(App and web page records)
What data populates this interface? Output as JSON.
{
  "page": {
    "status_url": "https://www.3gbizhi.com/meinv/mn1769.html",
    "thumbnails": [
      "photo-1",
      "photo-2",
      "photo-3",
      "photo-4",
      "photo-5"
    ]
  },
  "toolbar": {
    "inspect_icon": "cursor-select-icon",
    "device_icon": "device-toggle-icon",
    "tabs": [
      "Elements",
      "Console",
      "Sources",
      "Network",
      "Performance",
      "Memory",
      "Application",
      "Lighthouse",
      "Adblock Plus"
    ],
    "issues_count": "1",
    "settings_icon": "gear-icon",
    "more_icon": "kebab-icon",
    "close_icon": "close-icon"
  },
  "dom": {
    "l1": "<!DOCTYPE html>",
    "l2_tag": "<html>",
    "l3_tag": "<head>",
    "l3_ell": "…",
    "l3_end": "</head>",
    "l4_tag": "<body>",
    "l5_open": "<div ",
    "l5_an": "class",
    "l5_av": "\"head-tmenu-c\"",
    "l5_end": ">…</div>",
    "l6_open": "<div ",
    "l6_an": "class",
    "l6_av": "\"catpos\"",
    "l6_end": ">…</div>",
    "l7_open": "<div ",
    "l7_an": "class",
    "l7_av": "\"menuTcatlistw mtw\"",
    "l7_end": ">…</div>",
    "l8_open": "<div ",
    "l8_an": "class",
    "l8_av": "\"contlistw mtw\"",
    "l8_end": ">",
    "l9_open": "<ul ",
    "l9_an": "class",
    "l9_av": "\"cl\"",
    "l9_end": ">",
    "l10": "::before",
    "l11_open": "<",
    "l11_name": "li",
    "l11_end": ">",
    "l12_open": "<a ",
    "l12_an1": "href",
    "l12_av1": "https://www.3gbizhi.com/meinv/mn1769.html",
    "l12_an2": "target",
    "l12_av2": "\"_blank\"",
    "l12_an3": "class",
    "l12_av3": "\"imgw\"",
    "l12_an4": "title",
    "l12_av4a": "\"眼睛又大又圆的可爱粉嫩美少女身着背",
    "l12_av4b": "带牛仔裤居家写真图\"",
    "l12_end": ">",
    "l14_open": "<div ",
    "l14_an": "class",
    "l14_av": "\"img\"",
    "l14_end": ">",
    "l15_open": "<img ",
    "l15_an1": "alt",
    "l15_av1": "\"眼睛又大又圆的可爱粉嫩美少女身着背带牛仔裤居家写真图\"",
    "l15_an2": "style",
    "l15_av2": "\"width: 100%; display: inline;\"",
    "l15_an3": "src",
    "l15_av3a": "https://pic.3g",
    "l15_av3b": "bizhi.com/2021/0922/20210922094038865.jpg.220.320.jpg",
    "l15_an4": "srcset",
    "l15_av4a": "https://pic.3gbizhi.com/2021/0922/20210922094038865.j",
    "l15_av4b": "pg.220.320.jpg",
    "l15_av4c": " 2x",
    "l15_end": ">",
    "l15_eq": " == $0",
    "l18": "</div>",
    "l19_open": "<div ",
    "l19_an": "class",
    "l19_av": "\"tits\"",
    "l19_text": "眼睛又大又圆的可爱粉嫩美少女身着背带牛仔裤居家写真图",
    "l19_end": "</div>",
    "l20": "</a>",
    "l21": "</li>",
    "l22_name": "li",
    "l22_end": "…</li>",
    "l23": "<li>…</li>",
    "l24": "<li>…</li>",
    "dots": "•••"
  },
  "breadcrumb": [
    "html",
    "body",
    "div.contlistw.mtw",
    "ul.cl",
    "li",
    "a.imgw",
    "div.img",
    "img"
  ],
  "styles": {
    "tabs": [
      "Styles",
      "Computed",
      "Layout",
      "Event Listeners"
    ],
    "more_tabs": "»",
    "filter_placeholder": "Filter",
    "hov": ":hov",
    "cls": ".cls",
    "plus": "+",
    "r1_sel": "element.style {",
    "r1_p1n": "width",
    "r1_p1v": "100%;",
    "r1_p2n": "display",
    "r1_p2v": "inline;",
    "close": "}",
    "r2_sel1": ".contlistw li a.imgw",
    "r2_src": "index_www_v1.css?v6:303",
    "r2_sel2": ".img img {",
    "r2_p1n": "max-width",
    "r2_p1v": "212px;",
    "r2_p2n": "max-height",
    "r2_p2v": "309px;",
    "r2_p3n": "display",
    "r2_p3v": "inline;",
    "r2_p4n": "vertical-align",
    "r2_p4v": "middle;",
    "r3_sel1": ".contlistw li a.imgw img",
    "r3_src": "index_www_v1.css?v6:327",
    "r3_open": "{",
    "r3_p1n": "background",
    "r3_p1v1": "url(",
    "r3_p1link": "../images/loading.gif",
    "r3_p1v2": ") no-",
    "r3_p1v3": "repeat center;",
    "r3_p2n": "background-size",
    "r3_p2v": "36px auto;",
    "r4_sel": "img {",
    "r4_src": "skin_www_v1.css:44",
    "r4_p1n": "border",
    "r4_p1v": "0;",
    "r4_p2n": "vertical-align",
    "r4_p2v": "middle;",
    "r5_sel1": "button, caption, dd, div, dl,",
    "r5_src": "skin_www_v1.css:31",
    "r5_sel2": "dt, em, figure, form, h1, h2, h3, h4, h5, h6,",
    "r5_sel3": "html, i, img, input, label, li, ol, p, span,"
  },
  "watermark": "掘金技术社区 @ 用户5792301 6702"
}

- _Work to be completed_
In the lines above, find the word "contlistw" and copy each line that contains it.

- _Answer box_
    "l8_av": "\"contlistw mtw\"",
    "div.contlistw.mtw",
    "r2_sel1": ".contlistw li a.imgw",
    "r3_sel1": ".contlistw li a.imgw img",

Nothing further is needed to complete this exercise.